20 Ways to Cool the Sun’s Rays
Its summer! And no matter if you are blessed with olive skin that enjoys the kiss of summer or are snow white and must hide from the sun’s rays, it’s important to both protect and nourish the skin when exposed to some of the more damaging aspects of sunshine.Growing up, many of us were cautioned to avoid going out during the hottest parts of the day, to stay in the shade during the most intense times, and enjoy the sun in the morning and evening.
We were also coached on the differences between UVA and UVB rays. (UVB rays are the Vitamin D-producing rays, and the UVA rays are the ones guilty of causing damage to the skin.)
While avoiding hot sunshine may help you avoid burns, it may not have been the best advice available! What you probably weren’t told is that damaging UVA rays are prevalent all day long, while beneficial UVB sunlight is best obtained in the midday. UVB light is extremely low in the morning and evening, exactly the times we were encouraged to be outside!
So while I was diligent to do my gardening early in the day to avoid the “intense” sun, I was unwittingly exposing myself to the damaging UVA rays while almost completely missing the beneficial UVB rays.
Thankfully, I’ve gained more complete knowledge since then. Here’s what I’ve learned about sun exposure.

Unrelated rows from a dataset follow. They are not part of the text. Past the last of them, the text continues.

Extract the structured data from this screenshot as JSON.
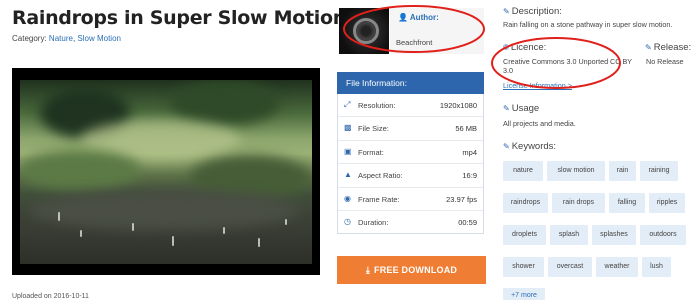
{
  "title": "Raindrops in Super Slow Motion",
  "category": {
    "label": "Category:",
    "links": [
      "Nature",
      "Slow Motion"
    ],
    "separator": ","
  },
  "author": {
    "label": "Author:",
    "name": "Beachfront"
  },
  "file_information": {
    "header": "File Information:",
    "rows": [
      {
        "icon": "expand-icon",
        "label": "Resolution:",
        "value": "1920x1080"
      },
      {
        "icon": "drive-icon",
        "label": "File Size:",
        "value": "56 MB"
      },
      {
        "icon": "film-icon",
        "label": "Format:",
        "value": "mp4"
      },
      {
        "icon": "aspect-icon",
        "label": "Aspect Ratio:",
        "value": "16:9"
      },
      {
        "icon": "camera-icon",
        "label": "Frame Rate:",
        "value": "23.97 fps"
      },
      {
        "icon": "clock-icon",
        "label": "Duration:",
        "value": "00:59"
      }
    ]
  },
  "download": {
    "label": "FREE DOWNLOAD",
    "icon": "download-icon"
  },
  "description": {
    "title": "Description:",
    "text": "Rain falling on a stone pathway in super slow motion."
  },
  "licence": {
    "title": "Licence:",
    "text": "Creative Commons 3.0 Unported CC BY 3.0",
    "link": "License Information >"
  },
  "release": {
    "title": "Release:",
    "text": "No Release"
  },
  "usage": {
    "title": "Usage",
    "text": "All projects and media."
  },
  "keywords": {
    "title": "Keywords:",
    "items": [
      "nature",
      "slow motion",
      "rain",
      "raining",
      "raindrops",
      "rain drops",
      "falling",
      "ripples",
      "droplets",
      "splash",
      "splashes",
      "outdoors",
      "shower",
      "overcast",
      "weather",
      "lush"
    ],
    "more": "+7 more"
  },
  "footer": {
    "left": "Uploaded on 2016-10-11",
    "right": ""
  },
  "colors": {
    "accent": "#2d66ad",
    "download": "#ef7d34",
    "annotation": "#e0201b",
    "keyword_bg": "#e3edf7"
  }
}
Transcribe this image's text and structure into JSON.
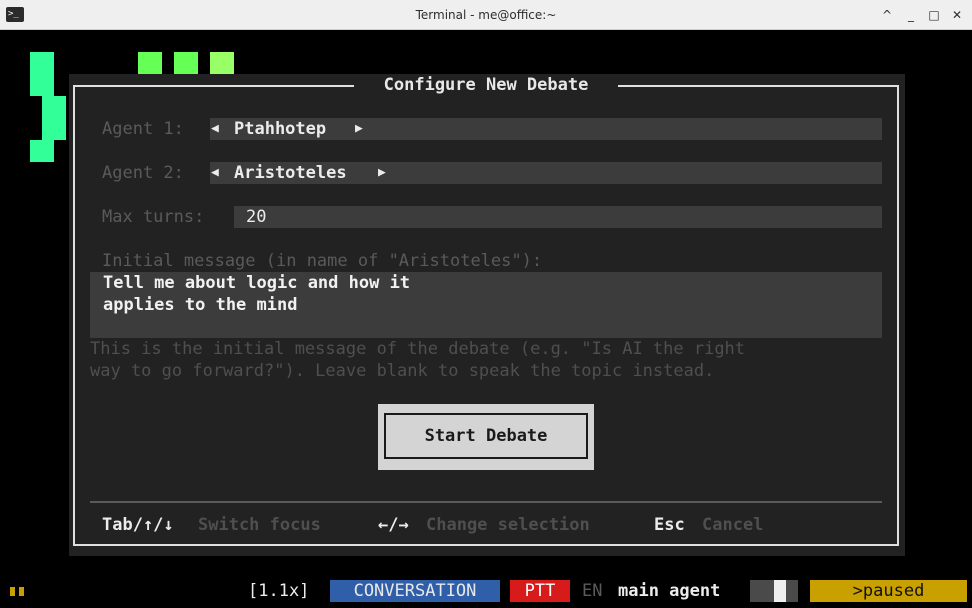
{
  "window": {
    "title": "Terminal - me@office:~",
    "app_icon_glyph": ">_"
  },
  "dialog": {
    "title": "Configure New Debate",
    "agent1": {
      "label": "Agent 1:",
      "value": "Ptahhotep"
    },
    "agent2": {
      "label": "Agent 2:",
      "value": "Aristoteles"
    },
    "max_turns": {
      "label": "Max turns:",
      "value": "20"
    },
    "initial_message": {
      "label": "Initial message (in name of \"Aristoteles\"):",
      "lines": [
        "Tell me about logic and how it",
        "applies to the mind"
      ]
    },
    "hint_lines": [
      "This is the initial message of the debate (e.g. \"Is AI the right",
      "way to go forward?\"). Leave blank to speak the topic instead."
    ],
    "start_button": "Start Debate",
    "shortcuts": [
      {
        "key": "Tab/↑/↓",
        "action": "Switch focus"
      },
      {
        "key": "←/→",
        "action": "Change selection"
      },
      {
        "key": "Esc",
        "action": "Cancel"
      }
    ]
  },
  "statusbar": {
    "speed": "[1.1x]",
    "mode": "CONVERSATION",
    "ptt": "PTT",
    "lang": "EN",
    "agent": "main agent",
    "state": ">paused"
  },
  "colors": {
    "accent_green": "#33ff99",
    "light_green": "#66ff55",
    "mode_blue": "#2f5fa8",
    "ptt_red": "#d71a1a",
    "paused_yellow": "#c8a000"
  }
}
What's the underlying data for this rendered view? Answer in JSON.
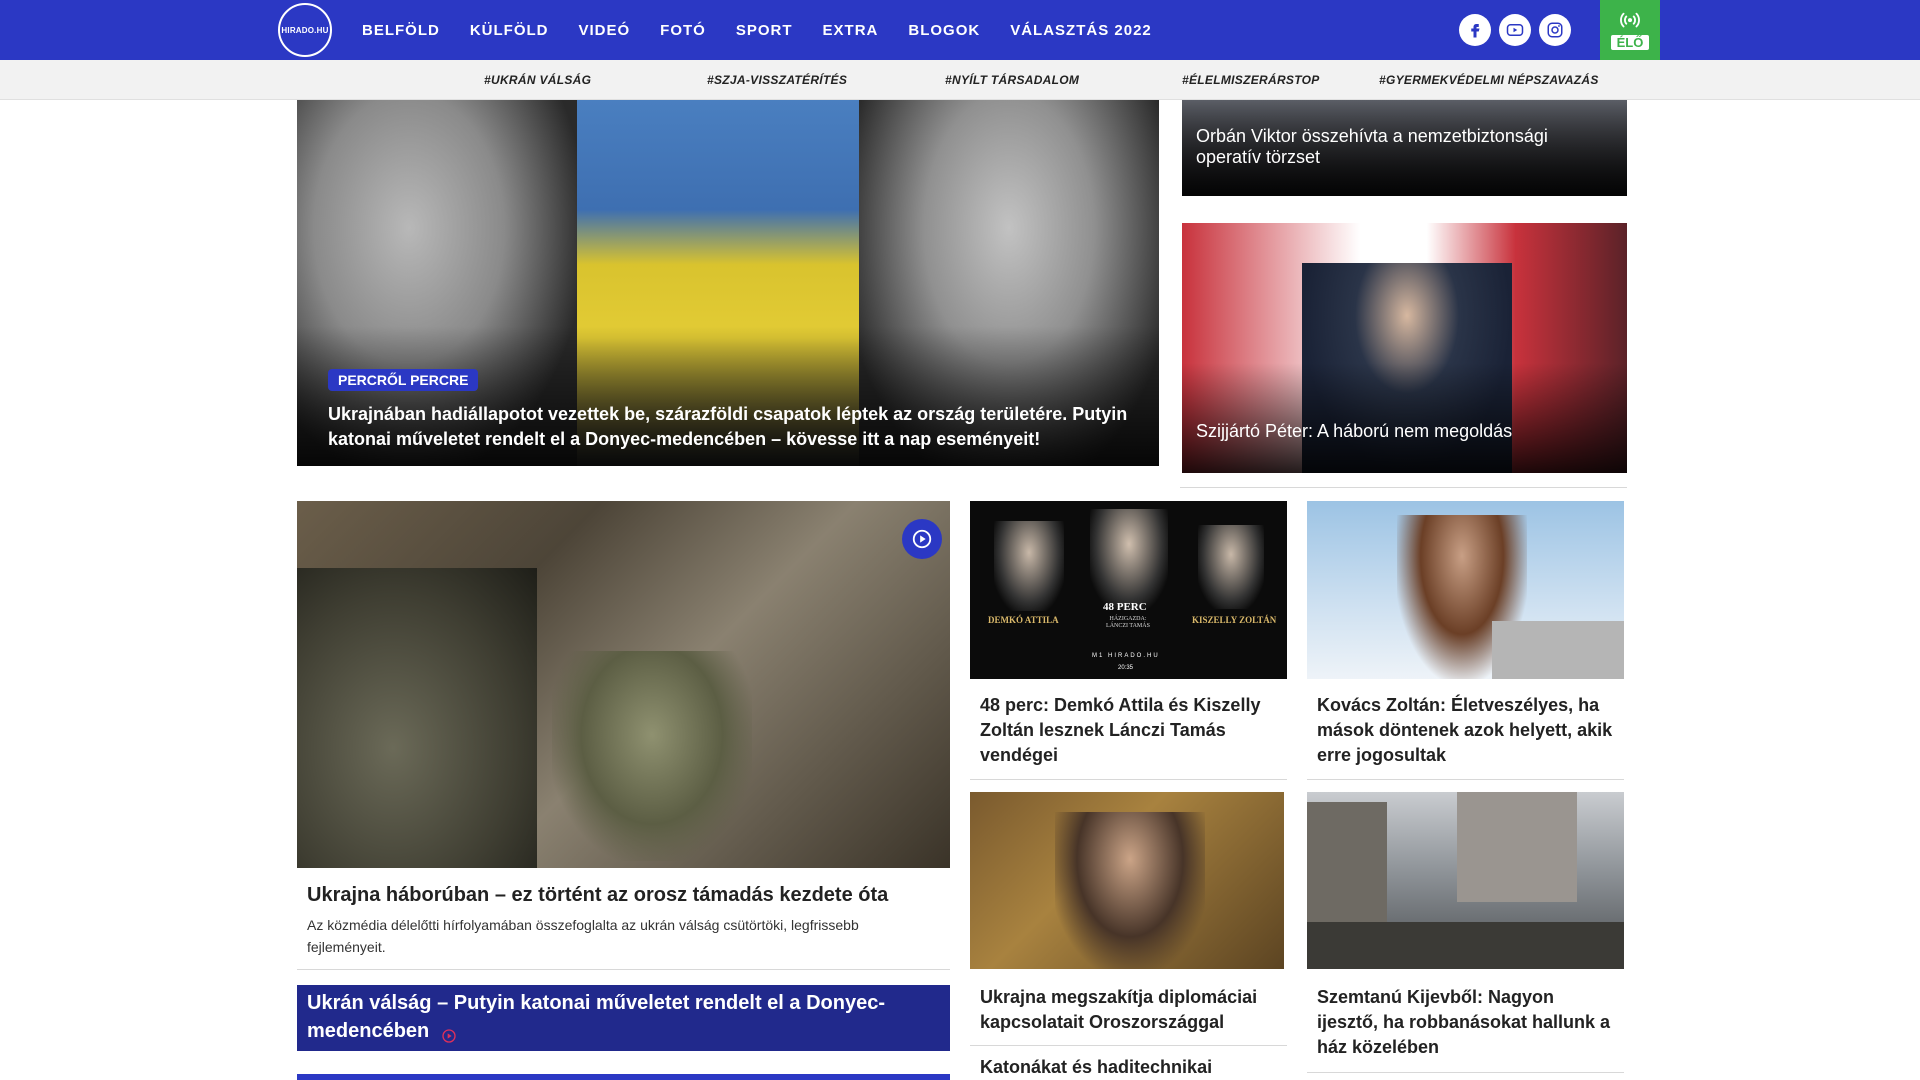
{
  "header": {
    "logo_text": "HIRADO.HU",
    "nav": [
      "BELFÖLD",
      "KÜLFÖLD",
      "VIDEÓ",
      "FOTÓ",
      "SPORT",
      "EXTRA",
      "BLOGOK",
      "VÁLASZTÁS 2022"
    ],
    "social": [
      "facebook-icon",
      "youtube-icon",
      "instagram-icon"
    ],
    "live_label": "ÉLŐ",
    "colors": {
      "brand": "#2b38c4",
      "live": "#3db34a",
      "banner": "#21298c"
    }
  },
  "tags": [
    "#UKRÁN VÁLSÁG",
    "#SZJA-VISSZATÉRÍTÉS",
    "#NYÍLT TÁRSADALOM",
    "#ÉLELMISZERÁRSTOP",
    "#GYERMEKVÉDELMI NÉPSZAVAZÁS"
  ],
  "hero": {
    "badge": "PERCRŐL PERCRE",
    "title": "Ukrajnában hadiállapotot vezettek be, szárazföldi csapatok léptek az ország területére. Putyin katonai műveletet rendelt el a Donyec-medencében – kövesse itt a nap eseményeit!"
  },
  "side": [
    {
      "title": "Orbán Viktor összehívta a nemzetbiztonsági operatív törzset"
    },
    {
      "title": "Szijjártó Péter: A háború nem megoldás"
    }
  ],
  "feature": {
    "title": "Ukrajna háborúban – ez történt az orosz támadás kezdete óta",
    "desc": "Az közmédia délelőtti hírfolyamában összefoglalta az ukrán válság csütörtöki, legfrissebb fejleményeit."
  },
  "grid": [
    {
      "title": "48 perc: Demkó Attila és Kiszelly Zoltán lesznek Lánczi Tamás vendégei",
      "thumb_text": {
        "left": "DEMKÓ ATTILA",
        "center": "48 PERC",
        "center_sub": "HÁZIGAZDA: LÁNCZI TAMÁS",
        "right": "KISZELLY ZOLTÁN",
        "brand": "M1 HIRADO.HU",
        "time": "20:35"
      }
    },
    {
      "title": "Kovács Zoltán: Életveszélyes, ha mások döntenek azok helyett, akik erre jogosultak"
    },
    {
      "title": "Ukrajna megszakítja diplomáciai kapcsolatait Oroszországgal"
    },
    {
      "title": "Szemtanú Kijevből: Nagyon ijesztő, ha robbanásokat hallunk a ház közelében"
    }
  ],
  "banner": {
    "title": "Ukrán válság – Putyin katonai műveletet rendelt el a Donyec-medencében"
  },
  "next": {
    "title": "Katonákat és haditechnikai"
  }
}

How to Avoid Sunburn
First, there are things we can do to dramatically increase our skin’s health and lower our potential for burns and damage.
1. Build your tolerance by small, increasing increments of barrier-free sun exposure, specifically during the middle of the day. Start with 5-10 minutes (less if you are especially fair) and work your way up daily, adding a few minutes at a time.

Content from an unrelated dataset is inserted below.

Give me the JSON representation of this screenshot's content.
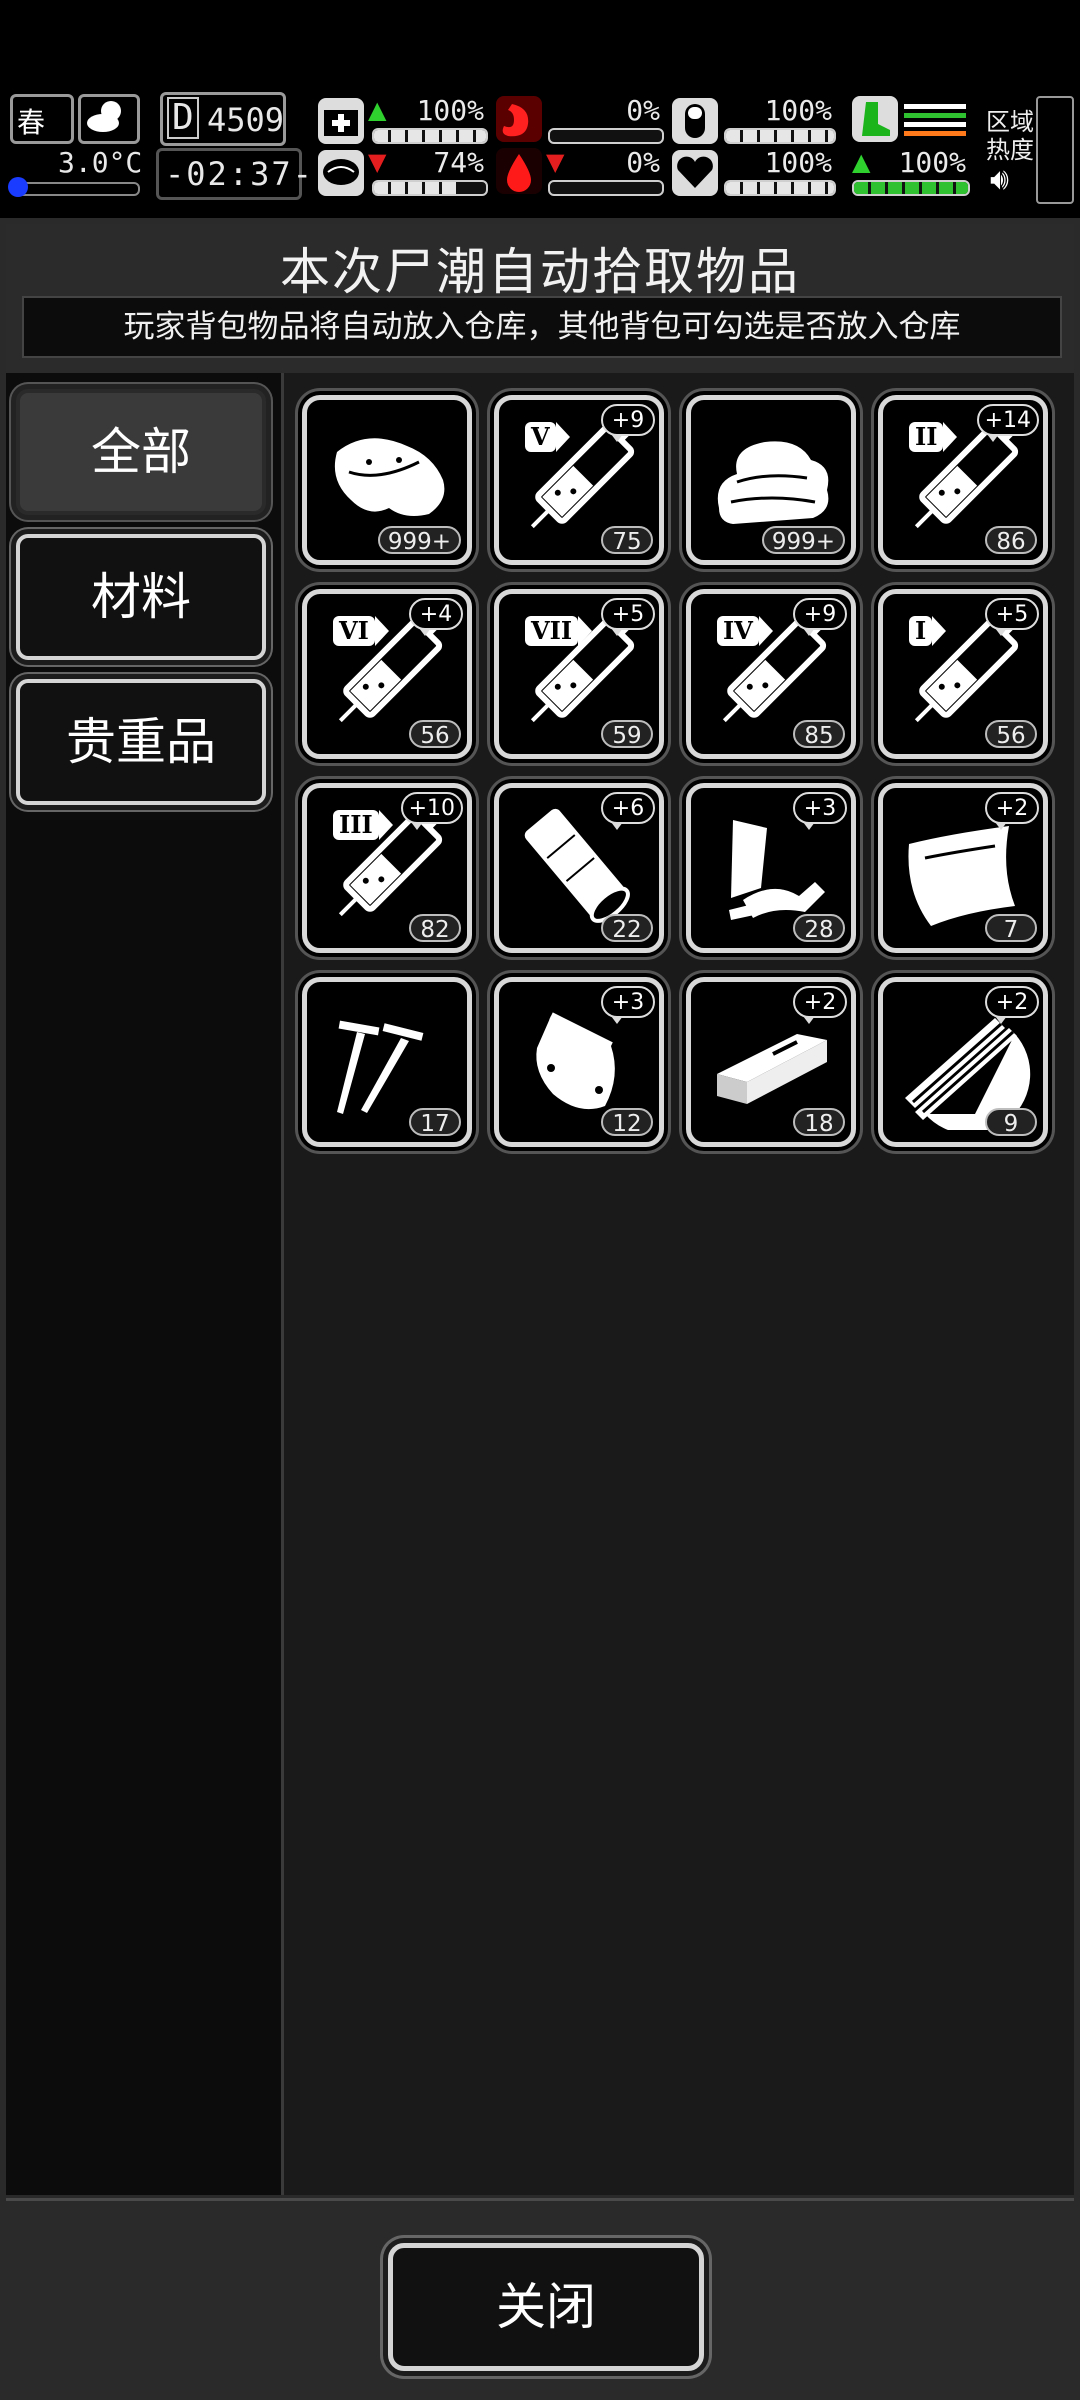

2. Use clothing or hats to cover yourself to allow for a barrier; remember that protection is important even on cloudy days, early in the morning, and late in the afternoon.

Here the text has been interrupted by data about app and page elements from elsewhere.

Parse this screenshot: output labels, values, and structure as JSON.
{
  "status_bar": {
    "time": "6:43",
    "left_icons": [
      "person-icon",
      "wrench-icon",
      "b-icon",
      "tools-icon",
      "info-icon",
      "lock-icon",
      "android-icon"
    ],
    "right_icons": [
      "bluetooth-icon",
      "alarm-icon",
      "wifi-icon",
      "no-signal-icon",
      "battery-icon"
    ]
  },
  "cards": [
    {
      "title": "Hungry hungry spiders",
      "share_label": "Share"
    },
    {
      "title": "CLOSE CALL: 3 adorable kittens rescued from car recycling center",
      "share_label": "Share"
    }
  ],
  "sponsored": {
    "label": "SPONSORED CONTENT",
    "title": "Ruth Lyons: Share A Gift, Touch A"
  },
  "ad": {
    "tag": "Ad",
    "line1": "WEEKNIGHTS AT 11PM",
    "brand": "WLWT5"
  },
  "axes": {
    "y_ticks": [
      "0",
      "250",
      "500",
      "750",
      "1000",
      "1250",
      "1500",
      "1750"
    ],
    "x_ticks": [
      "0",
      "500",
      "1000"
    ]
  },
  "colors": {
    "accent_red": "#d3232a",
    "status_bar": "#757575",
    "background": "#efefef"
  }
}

3. Give your skin a rest with frequent breaks in the shade or indoors.
4. Drink green tea for a plethora of antioxidants that help to protect the skin and body.
6. Use a non-toxic sunscreen like Bee Shade!
But I got sunburned anyway!
There are times when even though we’re the most cautious, we do get a tad pink (or even blazing red!). Our bodies fairly scream at us for relief when this happens. There are some great ways to calm the sting, help restore your skin, and reduce the effects of the sun’s rays.
8. Gently massage burned areas with a nourishing oil.
Nourishing After-Sun Skin Oil
Mix together equal parts Vitamin E Oil, Aloe Vera juice and Coconut Oil. Apply to skin.
11. Slather on some homemade raw yogurt (use the plain unflavored variety, of course!).
12. Fresh plantain leaves can be bruised and then layered on the burn.
13. Lavender Essential Oil can be added to a carrier oil or witch hazel and spritzed on the burned areas.
14. Spray the sunburn with Hair Shine to help soothe the irritation. (It’s great for hair AND skin!)
15. Make a paste of raw shredded potatoes. Apply to the skin and cover to retain the moisture.
16. Keep well hydrated with water, flavored fruit waters, herbal teas and bone broths. All of these provide hydration, along with the nutrients needed to regenerate fresh skin after a burn.
17. Take an oatmeal bath. Place uncooked rolled oats in a tube sock in the bathtub. The oatmeal provides soothing relief. And while you’re in there, skip the soap! It can contribute to dryness, causing further discomfort to already-tight skin.
18. Make your own burn relief spray.
Cooling Aloe Spray
6-8 Tbsp Aloe Vera water (available at health food stores)
10 Drops of Lavender Essential Oil
10 Drops of Peppermint Essential Oil
Combine in a clean, empty spray bottle and spritz on skin sunburned as needed. NOTE: Cooling Aloe Spray is not considered safe to use while pregnant or nursing. Consider omitting Peppermint and just using Lavender while pregnant or nursing. The Cooling Aloe Spray should NOT be used on children under 10 years old. Consider substituting Spearmint or just using Lavender for children from ages 2-10.
19. Sport some cucumbers! Slice a cucumber into rounds or strips to apply to the burn. Its antioxidant and analgesic properties provide great relief to the burned area.
20. Rest is healing! Try incorporating some topical strategies while lying in a dark room with cool air.
What are your favorite ways to protect your skin from the sun, or to heal from over-exposure? Can you add to our list? We’d love to know! Share your thoughts in the comments below.